she couldn’t be sure of how much alcohol he had consumed.
He finally left at 3:15, less than an hour before a
terrifying shadow enveloped the sky above.
It was times like this that Amanda wished she still
She was standing at the kitchen window when the sky
turned yellow. In the background, the sound of a rolling report
continued to blare from the TV. The neighbors—fools that they
were—had wandered out into the garden for a better view.
Amanda watched as Douglas West pointed towards the sky. His wife,
Maggie, nodded as she listened to what must have been her husband’s
take on the cloud. Amanda wanted to yell, to tell them to go back
indoors where they would be safe, but it was none of her business.
There were idiots everywhere, even if they weren’t aware of it.
She poured herself another cup of coffee—her ninth for the
day—and stood at the window as the orange miasma began to
tint the atmosphere.
It said on the news that the yellow would come before
the gray and black, which wasn’t comforting in the slightest.
Amanda wanted to climb the stairs, fall into bed and pull the sheets
up over her head until it was all over and done.
She lit a cigarette and exhaled a plume of blue smoke
into the kitchen. The irony was not lost on her, and she nervously
laughed as she realized it was probably safer out in the garden with
the Wests. She walked across to where the phone hung on the wall and
picked up the receiver. Only after punching in the first six numbers
did she realize how silly she was being; her mother would have told
her exactly the same if she had continued to dial. She replaced the
phone in its cradle and turned back to the window.
It was getting darker. The kitchen was gloomy, ominous,
and shadows that had been visible only a moment before were now
nowhere to be found.
Amanda took two aspirin and moved into the living room,
where she could no longer see the nightmare unfolding through the
kitchen window. She returned her attention to the TV,
unsurprised to find the news still covering the volcano and subsequent ash cloud.
A reporter stood on the roof of the BBC center. Wearing
a dust-mask—the kind which could usually be found on someone
inspecting asbestos—it was difficult to understand what he
was trying to say, but he was certainly frightened by the strange
phenomenon and kept fluffing the report. The camera panned around,
skyward, and it was almost impossible to pinpoint just what the
cameraman was looking at, such was the darkness.
The sky was the color of strong coffee. Around the
clouds there were highlights of orange, but they did little to create
any sort of visible light. The sun was up there somewhere, through
all of that mire and ash, according to the reporter, who was shifting
from one foot to the other as the temperature suddenly dropped.
“We have no idea how long this is going to last,
or how much worse it is likely to get.” The camera moved back
around to his masked face. “If you don’t have to go out,

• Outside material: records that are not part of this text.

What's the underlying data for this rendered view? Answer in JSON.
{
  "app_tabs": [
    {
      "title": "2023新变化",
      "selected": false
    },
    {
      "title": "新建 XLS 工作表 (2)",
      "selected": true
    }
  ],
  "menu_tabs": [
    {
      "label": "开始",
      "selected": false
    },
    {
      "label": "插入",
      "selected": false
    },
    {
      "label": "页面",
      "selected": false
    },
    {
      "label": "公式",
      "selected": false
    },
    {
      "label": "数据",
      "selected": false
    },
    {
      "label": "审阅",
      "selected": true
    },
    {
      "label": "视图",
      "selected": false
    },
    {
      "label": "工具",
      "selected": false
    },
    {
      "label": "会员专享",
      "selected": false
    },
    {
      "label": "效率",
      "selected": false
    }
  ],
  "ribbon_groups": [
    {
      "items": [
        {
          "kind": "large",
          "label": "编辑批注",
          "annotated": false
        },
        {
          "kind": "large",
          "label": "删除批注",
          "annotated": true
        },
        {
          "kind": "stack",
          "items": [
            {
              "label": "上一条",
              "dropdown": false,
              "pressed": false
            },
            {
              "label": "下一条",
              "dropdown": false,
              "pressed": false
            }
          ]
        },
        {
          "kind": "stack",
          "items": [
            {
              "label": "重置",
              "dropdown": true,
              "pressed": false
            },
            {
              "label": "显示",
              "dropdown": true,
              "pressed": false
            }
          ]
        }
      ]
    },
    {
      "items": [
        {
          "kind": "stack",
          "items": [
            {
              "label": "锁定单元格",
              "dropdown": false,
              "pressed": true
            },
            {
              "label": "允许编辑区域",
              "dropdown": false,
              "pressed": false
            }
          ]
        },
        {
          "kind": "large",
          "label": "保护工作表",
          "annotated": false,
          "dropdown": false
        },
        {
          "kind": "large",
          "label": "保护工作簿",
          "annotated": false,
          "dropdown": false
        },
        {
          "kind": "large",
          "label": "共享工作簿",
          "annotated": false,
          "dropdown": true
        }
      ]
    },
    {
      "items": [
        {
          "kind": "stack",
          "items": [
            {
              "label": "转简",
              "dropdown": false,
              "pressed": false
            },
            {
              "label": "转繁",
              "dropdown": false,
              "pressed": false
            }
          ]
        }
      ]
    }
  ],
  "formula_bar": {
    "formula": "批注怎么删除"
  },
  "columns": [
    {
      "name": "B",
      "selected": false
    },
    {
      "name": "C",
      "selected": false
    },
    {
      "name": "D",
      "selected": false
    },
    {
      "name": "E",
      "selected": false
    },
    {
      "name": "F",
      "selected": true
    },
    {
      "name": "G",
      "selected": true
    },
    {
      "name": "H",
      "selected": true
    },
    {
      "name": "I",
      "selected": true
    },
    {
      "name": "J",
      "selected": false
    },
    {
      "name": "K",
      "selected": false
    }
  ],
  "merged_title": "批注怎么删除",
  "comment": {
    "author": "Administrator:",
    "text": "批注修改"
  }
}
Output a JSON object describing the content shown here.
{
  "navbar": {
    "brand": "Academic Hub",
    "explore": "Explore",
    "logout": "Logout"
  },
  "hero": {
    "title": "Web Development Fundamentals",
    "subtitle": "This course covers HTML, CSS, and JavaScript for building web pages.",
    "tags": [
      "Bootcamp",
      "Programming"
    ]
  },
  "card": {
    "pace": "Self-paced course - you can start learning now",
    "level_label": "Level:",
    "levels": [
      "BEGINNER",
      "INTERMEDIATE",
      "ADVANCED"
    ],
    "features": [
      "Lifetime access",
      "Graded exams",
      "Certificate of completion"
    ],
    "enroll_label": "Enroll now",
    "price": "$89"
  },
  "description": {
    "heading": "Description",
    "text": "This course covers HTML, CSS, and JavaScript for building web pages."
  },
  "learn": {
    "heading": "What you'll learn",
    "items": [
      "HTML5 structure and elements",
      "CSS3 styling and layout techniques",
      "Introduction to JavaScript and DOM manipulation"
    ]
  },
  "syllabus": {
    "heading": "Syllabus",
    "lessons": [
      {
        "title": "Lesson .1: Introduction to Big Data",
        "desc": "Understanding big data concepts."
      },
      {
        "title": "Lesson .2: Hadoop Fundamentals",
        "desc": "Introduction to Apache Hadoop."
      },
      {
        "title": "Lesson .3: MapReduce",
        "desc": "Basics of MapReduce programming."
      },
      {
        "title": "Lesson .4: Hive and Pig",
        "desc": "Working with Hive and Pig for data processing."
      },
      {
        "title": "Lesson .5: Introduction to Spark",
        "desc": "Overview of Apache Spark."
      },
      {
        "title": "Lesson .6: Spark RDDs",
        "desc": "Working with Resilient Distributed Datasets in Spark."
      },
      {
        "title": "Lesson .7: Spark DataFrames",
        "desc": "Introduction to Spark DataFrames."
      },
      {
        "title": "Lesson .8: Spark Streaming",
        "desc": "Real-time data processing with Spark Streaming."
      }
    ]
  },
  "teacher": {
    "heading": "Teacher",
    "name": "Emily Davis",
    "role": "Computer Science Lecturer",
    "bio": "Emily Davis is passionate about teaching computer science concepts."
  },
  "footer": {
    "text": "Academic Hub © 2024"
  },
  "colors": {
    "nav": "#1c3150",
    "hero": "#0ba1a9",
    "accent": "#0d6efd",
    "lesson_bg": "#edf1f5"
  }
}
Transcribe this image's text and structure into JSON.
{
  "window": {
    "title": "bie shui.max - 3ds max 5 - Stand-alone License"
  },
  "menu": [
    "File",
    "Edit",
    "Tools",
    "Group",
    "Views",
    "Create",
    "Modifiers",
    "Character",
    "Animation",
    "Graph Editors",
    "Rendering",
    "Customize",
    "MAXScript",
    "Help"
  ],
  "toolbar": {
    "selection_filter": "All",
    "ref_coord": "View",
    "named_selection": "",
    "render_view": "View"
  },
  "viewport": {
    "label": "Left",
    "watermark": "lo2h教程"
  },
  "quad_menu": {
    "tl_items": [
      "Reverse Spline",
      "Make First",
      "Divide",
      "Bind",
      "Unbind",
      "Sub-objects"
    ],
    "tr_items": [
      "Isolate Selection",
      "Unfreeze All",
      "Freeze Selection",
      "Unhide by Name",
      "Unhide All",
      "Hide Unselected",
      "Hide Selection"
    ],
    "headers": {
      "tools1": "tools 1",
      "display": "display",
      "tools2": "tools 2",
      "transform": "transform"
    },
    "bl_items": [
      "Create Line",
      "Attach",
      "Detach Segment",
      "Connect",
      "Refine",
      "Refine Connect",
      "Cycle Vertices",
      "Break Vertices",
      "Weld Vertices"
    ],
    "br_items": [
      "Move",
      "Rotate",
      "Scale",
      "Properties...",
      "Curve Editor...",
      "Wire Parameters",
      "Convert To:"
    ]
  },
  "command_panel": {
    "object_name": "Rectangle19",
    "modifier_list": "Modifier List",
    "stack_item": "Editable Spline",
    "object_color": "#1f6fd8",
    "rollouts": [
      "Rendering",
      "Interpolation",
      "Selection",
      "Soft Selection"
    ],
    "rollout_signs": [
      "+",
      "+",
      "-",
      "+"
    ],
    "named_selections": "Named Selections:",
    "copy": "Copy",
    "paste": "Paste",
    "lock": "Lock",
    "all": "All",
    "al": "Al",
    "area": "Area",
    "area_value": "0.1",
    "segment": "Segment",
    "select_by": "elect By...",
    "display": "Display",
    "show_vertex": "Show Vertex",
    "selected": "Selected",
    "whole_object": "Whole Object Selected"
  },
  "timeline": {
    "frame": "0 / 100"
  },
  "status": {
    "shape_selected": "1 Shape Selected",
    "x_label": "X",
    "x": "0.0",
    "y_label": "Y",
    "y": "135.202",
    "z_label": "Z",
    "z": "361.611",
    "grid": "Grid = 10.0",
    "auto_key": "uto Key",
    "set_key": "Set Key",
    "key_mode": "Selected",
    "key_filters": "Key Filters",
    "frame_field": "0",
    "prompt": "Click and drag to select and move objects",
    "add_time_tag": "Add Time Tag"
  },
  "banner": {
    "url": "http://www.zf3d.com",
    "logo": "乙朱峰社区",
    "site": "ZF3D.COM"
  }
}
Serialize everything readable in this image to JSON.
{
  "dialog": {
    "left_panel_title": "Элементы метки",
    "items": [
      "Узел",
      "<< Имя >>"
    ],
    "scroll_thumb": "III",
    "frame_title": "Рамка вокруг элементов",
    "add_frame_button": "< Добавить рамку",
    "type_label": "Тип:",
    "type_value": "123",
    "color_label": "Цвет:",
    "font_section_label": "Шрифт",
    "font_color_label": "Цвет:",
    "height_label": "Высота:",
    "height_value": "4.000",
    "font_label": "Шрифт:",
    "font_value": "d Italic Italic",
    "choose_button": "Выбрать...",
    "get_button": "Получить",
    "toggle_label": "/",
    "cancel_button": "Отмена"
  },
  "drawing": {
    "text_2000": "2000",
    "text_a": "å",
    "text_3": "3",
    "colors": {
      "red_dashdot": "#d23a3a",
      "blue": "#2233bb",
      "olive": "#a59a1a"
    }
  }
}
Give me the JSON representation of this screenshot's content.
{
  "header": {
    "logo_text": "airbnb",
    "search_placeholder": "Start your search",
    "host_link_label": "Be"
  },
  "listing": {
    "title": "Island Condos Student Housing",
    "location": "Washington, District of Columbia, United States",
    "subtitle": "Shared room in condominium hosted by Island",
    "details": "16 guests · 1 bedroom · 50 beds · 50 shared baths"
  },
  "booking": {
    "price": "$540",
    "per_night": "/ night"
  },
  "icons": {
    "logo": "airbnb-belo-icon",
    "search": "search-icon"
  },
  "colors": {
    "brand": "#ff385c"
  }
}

then please remain indoors. The cloud is toxic and
If you, or anybody you know, are asthmatic, make sure they are kept
in a room where there are no openings and no way for the noxious dust
to get in. Daniel Brown for BBC News.”